==== Material for this task

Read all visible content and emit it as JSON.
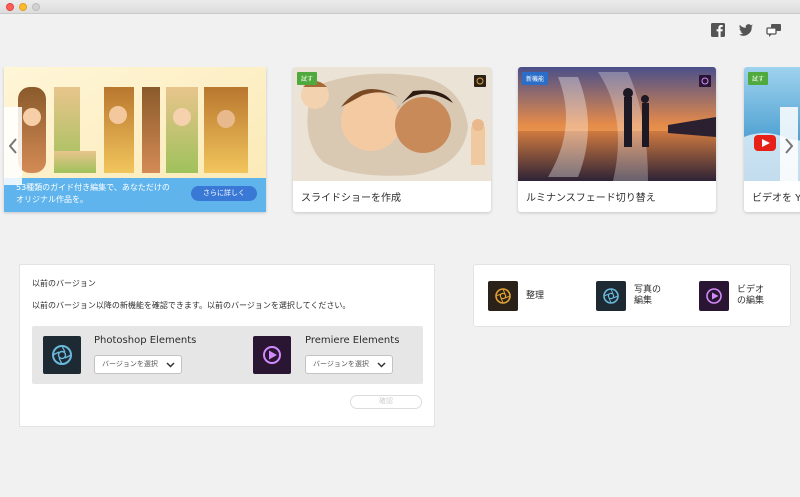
{
  "colors": {
    "background": "#f1f1f1",
    "banner_blue": "#53aff0",
    "more_button": "#3a78d6",
    "badge_green": "#4fa93c",
    "badge_blue": "#2b6ec7",
    "elements_dark": "#1d2a33",
    "elements_accent": "#6ab9dd",
    "premiere_dark": "#2a1633",
    "premiere_accent": "#d28bff",
    "organizer_accent": "#e0a233"
  },
  "social": {
    "icons": [
      "facebook-icon",
      "twitter-icon",
      "feedback-icon"
    ]
  },
  "carousel": {
    "hero": {
      "title_image_text": "OLIVIA",
      "banner_text": "53種類のガイド付き編集で、あなただけのオリジナル作品を。",
      "more_button": "さらに詳しく"
    },
    "cards": [
      {
        "badge": "試す",
        "caption": "スライドショーを作成"
      },
      {
        "badge": "新機能",
        "caption": "ルミナンスフェード切り替え"
      },
      {
        "badge": "試す",
        "caption": "ビデオを Yo"
      }
    ]
  },
  "previous": {
    "title": "以前のバージョン",
    "description": "以前のバージョン以降の新機能を確認できます。以前のバージョンを選択してください。",
    "apps": [
      {
        "name": "Photoshop Elements",
        "select_placeholder": "バージョンを選択"
      },
      {
        "name": "Premiere Elements",
        "select_placeholder": "バージョンを選択"
      }
    ],
    "confirm": "確認"
  },
  "launch": {
    "items": [
      {
        "label": "整理"
      },
      {
        "label": "写真の\n編集"
      },
      {
        "label": "ビデオ\nの編集"
      }
    ]
  }
}
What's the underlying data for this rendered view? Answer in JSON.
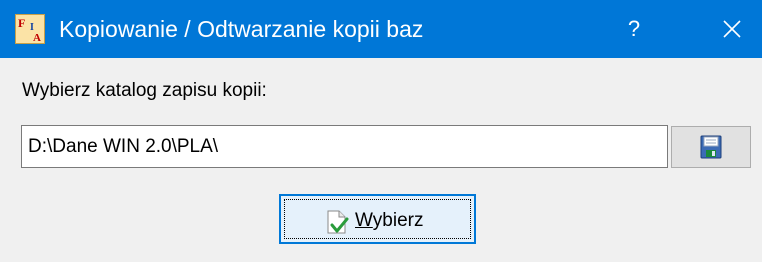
{
  "window": {
    "title": "Kopiowanie / Odtwarzanie kopii baz",
    "app_icon_letters": [
      "F",
      "I",
      "A"
    ],
    "help_label": "?",
    "close_icon": "close-icon",
    "titlebar_color": "#0077d7"
  },
  "form": {
    "prompt_label": "Wybierz katalog zapisu kopii:",
    "path_value": "D:\\Dane WIN 2.0\\PLA\\",
    "save_button_icon": "floppy-disk-icon"
  },
  "choose_button": {
    "mnemonic": "W",
    "label_rest": "ybierz",
    "icon": "document-check-icon"
  }
}
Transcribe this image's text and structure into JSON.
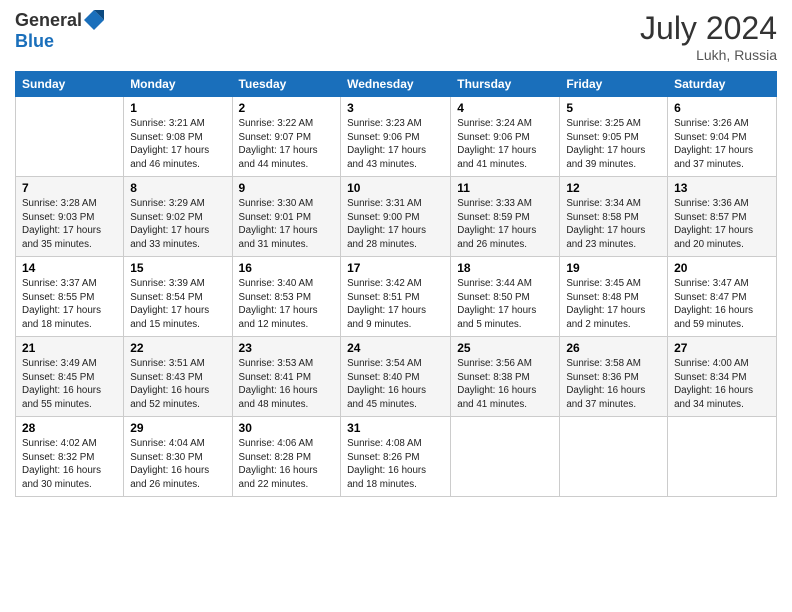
{
  "header": {
    "logo_line1": "General",
    "logo_line2": "Blue",
    "month": "July 2024",
    "location": "Lukh, Russia"
  },
  "columns": [
    "Sunday",
    "Monday",
    "Tuesday",
    "Wednesday",
    "Thursday",
    "Friday",
    "Saturday"
  ],
  "weeks": [
    [
      {
        "day": "",
        "text": ""
      },
      {
        "day": "1",
        "text": "Sunrise: 3:21 AM\nSunset: 9:08 PM\nDaylight: 17 hours\nand 46 minutes."
      },
      {
        "day": "2",
        "text": "Sunrise: 3:22 AM\nSunset: 9:07 PM\nDaylight: 17 hours\nand 44 minutes."
      },
      {
        "day": "3",
        "text": "Sunrise: 3:23 AM\nSunset: 9:06 PM\nDaylight: 17 hours\nand 43 minutes."
      },
      {
        "day": "4",
        "text": "Sunrise: 3:24 AM\nSunset: 9:06 PM\nDaylight: 17 hours\nand 41 minutes."
      },
      {
        "day": "5",
        "text": "Sunrise: 3:25 AM\nSunset: 9:05 PM\nDaylight: 17 hours\nand 39 minutes."
      },
      {
        "day": "6",
        "text": "Sunrise: 3:26 AM\nSunset: 9:04 PM\nDaylight: 17 hours\nand 37 minutes."
      }
    ],
    [
      {
        "day": "7",
        "text": "Sunrise: 3:28 AM\nSunset: 9:03 PM\nDaylight: 17 hours\nand 35 minutes."
      },
      {
        "day": "8",
        "text": "Sunrise: 3:29 AM\nSunset: 9:02 PM\nDaylight: 17 hours\nand 33 minutes."
      },
      {
        "day": "9",
        "text": "Sunrise: 3:30 AM\nSunset: 9:01 PM\nDaylight: 17 hours\nand 31 minutes."
      },
      {
        "day": "10",
        "text": "Sunrise: 3:31 AM\nSunset: 9:00 PM\nDaylight: 17 hours\nand 28 minutes."
      },
      {
        "day": "11",
        "text": "Sunrise: 3:33 AM\nSunset: 8:59 PM\nDaylight: 17 hours\nand 26 minutes."
      },
      {
        "day": "12",
        "text": "Sunrise: 3:34 AM\nSunset: 8:58 PM\nDaylight: 17 hours\nand 23 minutes."
      },
      {
        "day": "13",
        "text": "Sunrise: 3:36 AM\nSunset: 8:57 PM\nDaylight: 17 hours\nand 20 minutes."
      }
    ],
    [
      {
        "day": "14",
        "text": "Sunrise: 3:37 AM\nSunset: 8:55 PM\nDaylight: 17 hours\nand 18 minutes."
      },
      {
        "day": "15",
        "text": "Sunrise: 3:39 AM\nSunset: 8:54 PM\nDaylight: 17 hours\nand 15 minutes."
      },
      {
        "day": "16",
        "text": "Sunrise: 3:40 AM\nSunset: 8:53 PM\nDaylight: 17 hours\nand 12 minutes."
      },
      {
        "day": "17",
        "text": "Sunrise: 3:42 AM\nSunset: 8:51 PM\nDaylight: 17 hours\nand 9 minutes."
      },
      {
        "day": "18",
        "text": "Sunrise: 3:44 AM\nSunset: 8:50 PM\nDaylight: 17 hours\nand 5 minutes."
      },
      {
        "day": "19",
        "text": "Sunrise: 3:45 AM\nSunset: 8:48 PM\nDaylight: 17 hours\nand 2 minutes."
      },
      {
        "day": "20",
        "text": "Sunrise: 3:47 AM\nSunset: 8:47 PM\nDaylight: 16 hours\nand 59 minutes."
      }
    ],
    [
      {
        "day": "21",
        "text": "Sunrise: 3:49 AM\nSunset: 8:45 PM\nDaylight: 16 hours\nand 55 minutes."
      },
      {
        "day": "22",
        "text": "Sunrise: 3:51 AM\nSunset: 8:43 PM\nDaylight: 16 hours\nand 52 minutes."
      },
      {
        "day": "23",
        "text": "Sunrise: 3:53 AM\nSunset: 8:41 PM\nDaylight: 16 hours\nand 48 minutes."
      },
      {
        "day": "24",
        "text": "Sunrise: 3:54 AM\nSunset: 8:40 PM\nDaylight: 16 hours\nand 45 minutes."
      },
      {
        "day": "25",
        "text": "Sunrise: 3:56 AM\nSunset: 8:38 PM\nDaylight: 16 hours\nand 41 minutes."
      },
      {
        "day": "26",
        "text": "Sunrise: 3:58 AM\nSunset: 8:36 PM\nDaylight: 16 hours\nand 37 minutes."
      },
      {
        "day": "27",
        "text": "Sunrise: 4:00 AM\nSunset: 8:34 PM\nDaylight: 16 hours\nand 34 minutes."
      }
    ],
    [
      {
        "day": "28",
        "text": "Sunrise: 4:02 AM\nSunset: 8:32 PM\nDaylight: 16 hours\nand 30 minutes."
      },
      {
        "day": "29",
        "text": "Sunrise: 4:04 AM\nSunset: 8:30 PM\nDaylight: 16 hours\nand 26 minutes."
      },
      {
        "day": "30",
        "text": "Sunrise: 4:06 AM\nSunset: 8:28 PM\nDaylight: 16 hours\nand 22 minutes."
      },
      {
        "day": "31",
        "text": "Sunrise: 4:08 AM\nSunset: 8:26 PM\nDaylight: 16 hours\nand 18 minutes."
      },
      {
        "day": "",
        "text": ""
      },
      {
        "day": "",
        "text": ""
      },
      {
        "day": "",
        "text": ""
      }
    ]
  ]
}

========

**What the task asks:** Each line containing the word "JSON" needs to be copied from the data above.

**Task response:**
Read all visible content and emit it as JSON.
What's the underlying data for this rendered view? Answer in JSON.
Transcribe this image's text and structure into JSON.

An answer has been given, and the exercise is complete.